Chicago coach Jeremy Colliton said Dach "still has a way to go." But with another two months left in the regular season, Dach has time to get back into playing condition. His return could boost the Blackhawks' chances of clinching a playoff berth.
"There's a lot that can happen from A to zed here," Colliton said. "But it's a big positive to get him out there, and we feel encouraged we're going to get him back at some point."
Have this season's regrouped divisions led to a skewed view of teams' strength? Would the Buffalo Sabres have such a bad record if they played fewer games vs. the Boston Bruins the Washington Capitals and more against the Ottawa Senators, Detroit Red Wings and San Jose Sharks? -- @dak3
This is an interesting question that we probably won't be able to answer this season because the teams are limited to playing within their divisions. Buffalo's problems probably go beyond playing in the challenging MassMutual East Division, but it hasn't helped. It is the only division that has five teams with a points percentage of at least .600 (New York Islanders, .692; Capitals, .680; Bruins, 652; Philadelphia Flyers, .630; Pittsburgh Penguins, .620), and one of those teams won't qualify for the playoffs.

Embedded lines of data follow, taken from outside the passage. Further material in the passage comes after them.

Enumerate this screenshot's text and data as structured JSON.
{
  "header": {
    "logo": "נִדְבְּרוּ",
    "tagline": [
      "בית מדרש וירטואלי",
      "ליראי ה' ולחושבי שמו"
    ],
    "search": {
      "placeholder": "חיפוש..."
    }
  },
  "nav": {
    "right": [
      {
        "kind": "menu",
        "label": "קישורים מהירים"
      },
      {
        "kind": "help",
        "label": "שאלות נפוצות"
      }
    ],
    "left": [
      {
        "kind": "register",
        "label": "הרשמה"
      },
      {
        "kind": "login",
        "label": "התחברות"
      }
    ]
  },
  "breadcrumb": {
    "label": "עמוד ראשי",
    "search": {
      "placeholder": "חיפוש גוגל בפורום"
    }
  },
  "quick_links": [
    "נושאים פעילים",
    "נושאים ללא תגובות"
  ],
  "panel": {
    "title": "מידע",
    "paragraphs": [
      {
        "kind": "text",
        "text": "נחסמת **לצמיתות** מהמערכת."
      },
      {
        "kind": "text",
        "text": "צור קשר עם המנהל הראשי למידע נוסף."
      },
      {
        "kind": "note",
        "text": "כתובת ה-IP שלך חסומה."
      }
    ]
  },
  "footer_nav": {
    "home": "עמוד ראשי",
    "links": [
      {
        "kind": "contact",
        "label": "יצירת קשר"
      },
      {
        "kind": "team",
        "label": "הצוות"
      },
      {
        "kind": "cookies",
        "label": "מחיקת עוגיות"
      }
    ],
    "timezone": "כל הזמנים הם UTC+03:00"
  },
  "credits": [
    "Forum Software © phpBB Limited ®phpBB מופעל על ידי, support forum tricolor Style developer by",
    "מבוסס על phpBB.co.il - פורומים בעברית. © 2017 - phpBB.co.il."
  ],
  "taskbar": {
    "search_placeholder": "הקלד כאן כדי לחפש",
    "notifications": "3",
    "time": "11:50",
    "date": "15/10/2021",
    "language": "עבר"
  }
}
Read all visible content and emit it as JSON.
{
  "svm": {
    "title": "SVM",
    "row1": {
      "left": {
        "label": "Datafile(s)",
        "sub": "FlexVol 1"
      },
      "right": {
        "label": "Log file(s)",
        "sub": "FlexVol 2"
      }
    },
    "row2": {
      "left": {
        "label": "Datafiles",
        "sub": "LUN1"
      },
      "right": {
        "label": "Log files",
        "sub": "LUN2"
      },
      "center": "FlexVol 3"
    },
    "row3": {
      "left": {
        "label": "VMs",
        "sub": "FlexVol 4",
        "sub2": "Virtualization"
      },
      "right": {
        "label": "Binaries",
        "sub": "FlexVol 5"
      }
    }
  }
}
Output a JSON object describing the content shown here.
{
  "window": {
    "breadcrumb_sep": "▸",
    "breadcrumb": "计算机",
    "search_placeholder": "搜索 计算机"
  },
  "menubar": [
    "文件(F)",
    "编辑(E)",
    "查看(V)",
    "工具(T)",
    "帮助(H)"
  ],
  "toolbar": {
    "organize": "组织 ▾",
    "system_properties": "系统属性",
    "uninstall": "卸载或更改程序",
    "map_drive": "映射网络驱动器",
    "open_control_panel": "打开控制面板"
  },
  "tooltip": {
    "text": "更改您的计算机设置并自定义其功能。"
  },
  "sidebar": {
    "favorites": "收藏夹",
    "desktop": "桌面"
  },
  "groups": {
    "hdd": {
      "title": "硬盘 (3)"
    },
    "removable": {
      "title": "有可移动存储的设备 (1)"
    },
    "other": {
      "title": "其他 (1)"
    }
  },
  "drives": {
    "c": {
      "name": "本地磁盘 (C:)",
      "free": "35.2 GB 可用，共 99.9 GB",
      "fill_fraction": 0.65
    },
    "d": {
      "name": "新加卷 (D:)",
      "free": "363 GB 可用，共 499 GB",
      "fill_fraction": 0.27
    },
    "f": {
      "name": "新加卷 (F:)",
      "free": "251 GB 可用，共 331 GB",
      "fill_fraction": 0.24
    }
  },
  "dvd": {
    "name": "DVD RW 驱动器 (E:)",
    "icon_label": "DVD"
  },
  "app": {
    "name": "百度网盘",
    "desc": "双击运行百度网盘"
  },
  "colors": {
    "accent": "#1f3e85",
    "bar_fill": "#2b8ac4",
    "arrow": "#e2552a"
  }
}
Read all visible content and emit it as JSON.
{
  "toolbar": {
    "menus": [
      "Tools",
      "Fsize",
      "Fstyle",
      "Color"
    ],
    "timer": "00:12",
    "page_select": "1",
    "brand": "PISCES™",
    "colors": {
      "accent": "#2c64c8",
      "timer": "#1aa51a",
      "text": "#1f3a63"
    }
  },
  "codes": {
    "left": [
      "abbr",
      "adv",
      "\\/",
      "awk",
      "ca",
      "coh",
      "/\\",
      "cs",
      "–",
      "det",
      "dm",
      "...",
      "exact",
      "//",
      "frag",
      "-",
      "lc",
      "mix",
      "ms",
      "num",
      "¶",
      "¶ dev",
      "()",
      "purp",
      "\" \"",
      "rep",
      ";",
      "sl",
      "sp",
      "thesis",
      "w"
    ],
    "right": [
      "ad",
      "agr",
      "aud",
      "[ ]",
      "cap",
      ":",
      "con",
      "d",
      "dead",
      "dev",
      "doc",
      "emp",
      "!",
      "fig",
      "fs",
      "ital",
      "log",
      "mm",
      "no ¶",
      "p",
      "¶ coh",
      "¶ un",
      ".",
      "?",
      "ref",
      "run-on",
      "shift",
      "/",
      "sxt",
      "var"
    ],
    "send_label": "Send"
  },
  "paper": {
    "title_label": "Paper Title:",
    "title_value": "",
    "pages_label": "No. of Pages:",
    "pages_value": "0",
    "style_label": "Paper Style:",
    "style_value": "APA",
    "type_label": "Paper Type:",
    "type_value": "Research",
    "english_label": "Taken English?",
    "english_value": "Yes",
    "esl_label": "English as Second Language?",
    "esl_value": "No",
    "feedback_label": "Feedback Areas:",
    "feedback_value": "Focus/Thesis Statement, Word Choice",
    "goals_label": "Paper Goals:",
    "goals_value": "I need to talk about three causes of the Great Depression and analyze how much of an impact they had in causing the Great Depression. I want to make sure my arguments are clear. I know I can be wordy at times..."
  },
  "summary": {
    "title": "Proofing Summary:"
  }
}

Although there are no easy games in the NHL, the Sabres haven't had to chance to see how they'd measure up outside the division or get a break from it and, unfortunately, things have snowballed. Maybe Buffalo would have had built more confidence early in the season if it hadn't played Washington four times in its first six games and went 1-2-1. The Sabres are 1-3-1 against the Capitals and 0-6-0 against the Islanders. That's difficult to recover from.